Foreign-Aid-Terror-Attacks

Over the past decade and a half, the discussion of terrorism in relation to foreign aid has expanded around the world. Part of this discussion addresses how a lack of foreign direct investment (FDI) poses a serious threat to both developed and developing nations.

FDI allows developed nations to invest in developing nations in the form of foreign aid. FDI is critical for the economies of the developing and developed nations, as developing countries need support until they can economically sustain themselves. If these developing nations fail due to a cause such as terrorist attacks, the developed nations that have invested in them experience a drop in stocks that, in turn, can negatively impact citizens.

Economists Sandler Enders and Adolfo Sachsida found in a study that “terrorist attacks lowered U.S. FDI by 1 percent in nations that belong to the Organization for Economic Cooperation and Development (OECD) but had no statistically significant effect in non-OECD nations.”

Due to recent rapid globalization, no disease, repression or crime is isolated from the rest of the world.

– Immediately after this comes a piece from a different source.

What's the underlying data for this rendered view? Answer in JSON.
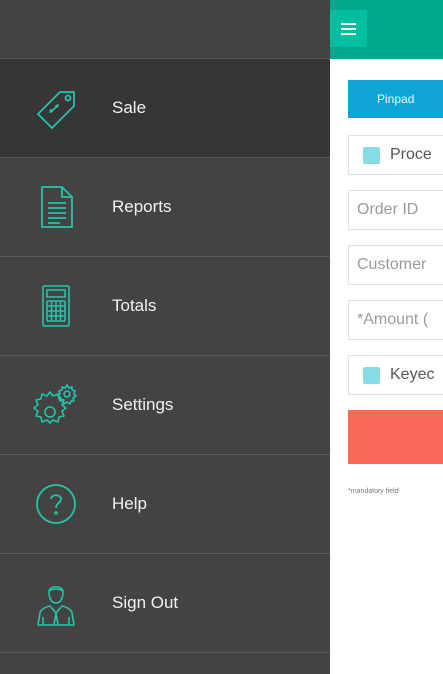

First world countries are not immune to terrorism. The 9/11 attacks, the Charlie Hebdo shooting and the Tunisia museum attack are proof of the international impact these terror groups can have (and seek to achieve). Limiting their abilities and presence in the countries from which they originate would then of course be sensible.

Al-Qa’ida, Boko Haram and ISIS – all major terror groups in developing countries with which the world is familiar. These developing countries are more susceptible to terrorist groups arising because of rampant impoverishment. As Susan Rice, author of “The Threat of Global Poverty” attests, poverty “creates conditions conducive to transnational criminal enterprises and terrorist activity.”

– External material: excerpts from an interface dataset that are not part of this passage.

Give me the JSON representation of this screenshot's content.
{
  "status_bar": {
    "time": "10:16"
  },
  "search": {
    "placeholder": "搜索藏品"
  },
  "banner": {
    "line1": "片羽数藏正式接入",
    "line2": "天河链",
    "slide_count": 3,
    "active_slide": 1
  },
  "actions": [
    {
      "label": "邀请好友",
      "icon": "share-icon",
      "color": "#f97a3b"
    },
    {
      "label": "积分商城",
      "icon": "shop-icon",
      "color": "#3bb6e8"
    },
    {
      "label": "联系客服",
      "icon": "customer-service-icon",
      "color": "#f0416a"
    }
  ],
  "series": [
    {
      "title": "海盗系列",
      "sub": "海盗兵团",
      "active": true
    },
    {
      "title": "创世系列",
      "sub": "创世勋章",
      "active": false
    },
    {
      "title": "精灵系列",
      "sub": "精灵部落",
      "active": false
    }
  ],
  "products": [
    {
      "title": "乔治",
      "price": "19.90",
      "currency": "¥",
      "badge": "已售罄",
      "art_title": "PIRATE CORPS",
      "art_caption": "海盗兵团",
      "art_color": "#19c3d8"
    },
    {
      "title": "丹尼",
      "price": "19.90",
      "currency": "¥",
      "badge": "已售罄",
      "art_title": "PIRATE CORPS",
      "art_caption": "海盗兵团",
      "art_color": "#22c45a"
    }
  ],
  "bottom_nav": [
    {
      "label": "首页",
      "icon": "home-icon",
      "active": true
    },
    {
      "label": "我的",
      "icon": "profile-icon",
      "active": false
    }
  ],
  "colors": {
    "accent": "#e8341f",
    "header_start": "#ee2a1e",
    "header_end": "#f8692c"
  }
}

Insecurities in developing nations often leave individuals feeling desperate and hopeless. As individuals become more penurious, they are more inclined to join radical alternatives to sustain themselves and their families.

These struggling nations are less established and unable to prevent terrorist groups from rising to power because of financial hindrances.

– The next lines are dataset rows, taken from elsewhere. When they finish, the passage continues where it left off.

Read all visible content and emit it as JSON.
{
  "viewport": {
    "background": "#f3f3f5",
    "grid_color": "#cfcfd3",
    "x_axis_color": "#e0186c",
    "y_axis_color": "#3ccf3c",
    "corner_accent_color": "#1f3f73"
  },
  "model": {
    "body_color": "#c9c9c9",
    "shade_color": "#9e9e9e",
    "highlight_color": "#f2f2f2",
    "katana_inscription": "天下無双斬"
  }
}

In a recent study conducted by the United Kingdom’s Department for International Development, it was found that “a country at $250 GDP per capita has on average a 15 percent risk of internal conflict over five years, while a country at $5,000 per capita has a risk of less than 1 percent.”

Multiple developed nations have set foreign aid funds; however, they are often minimal amounts that are only enough for a nation’s government to survive, rather than thrive. By investing enough in developing countries, developed nations can reduce human suffering, curtail the chances of terrorist groups forming and support the domestic economy through the expansion of markets.

– Katherine Wyant

Sources: Center for the National Interest, Federal Reserve Bank of St. Louis
Photo: The Jerusalem Post